> [Material shown]
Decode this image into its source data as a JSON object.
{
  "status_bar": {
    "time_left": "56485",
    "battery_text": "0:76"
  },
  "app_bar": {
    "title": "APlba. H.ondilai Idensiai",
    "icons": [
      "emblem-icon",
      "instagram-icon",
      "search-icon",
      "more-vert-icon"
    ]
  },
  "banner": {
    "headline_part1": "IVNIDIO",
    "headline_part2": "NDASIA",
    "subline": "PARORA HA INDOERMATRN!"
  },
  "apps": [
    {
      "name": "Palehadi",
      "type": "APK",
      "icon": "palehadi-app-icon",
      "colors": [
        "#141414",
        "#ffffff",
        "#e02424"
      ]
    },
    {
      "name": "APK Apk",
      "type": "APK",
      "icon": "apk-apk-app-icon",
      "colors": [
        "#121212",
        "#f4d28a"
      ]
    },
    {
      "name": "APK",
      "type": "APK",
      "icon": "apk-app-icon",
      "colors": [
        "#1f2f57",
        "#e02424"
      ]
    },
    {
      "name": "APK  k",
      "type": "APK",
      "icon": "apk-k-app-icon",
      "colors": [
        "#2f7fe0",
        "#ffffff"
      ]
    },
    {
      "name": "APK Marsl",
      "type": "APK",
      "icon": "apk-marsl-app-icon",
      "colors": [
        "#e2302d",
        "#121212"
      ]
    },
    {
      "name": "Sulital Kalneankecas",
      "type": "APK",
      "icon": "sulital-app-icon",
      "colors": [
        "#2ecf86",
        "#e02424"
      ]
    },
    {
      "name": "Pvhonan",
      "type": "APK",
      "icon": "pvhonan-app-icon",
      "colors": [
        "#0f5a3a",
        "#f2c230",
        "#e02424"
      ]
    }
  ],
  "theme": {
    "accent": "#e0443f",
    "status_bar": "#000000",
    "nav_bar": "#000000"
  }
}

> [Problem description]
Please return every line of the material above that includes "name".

> [Answer for this exercise]
      "name": "Palehadi",
      "name": "APK Apk",
      "name": "APK",
      "name": "APK  k",
      "name": "APK Marsl",
      "name": "Sulital Kalneankecas",
      "name": "Pvhonan",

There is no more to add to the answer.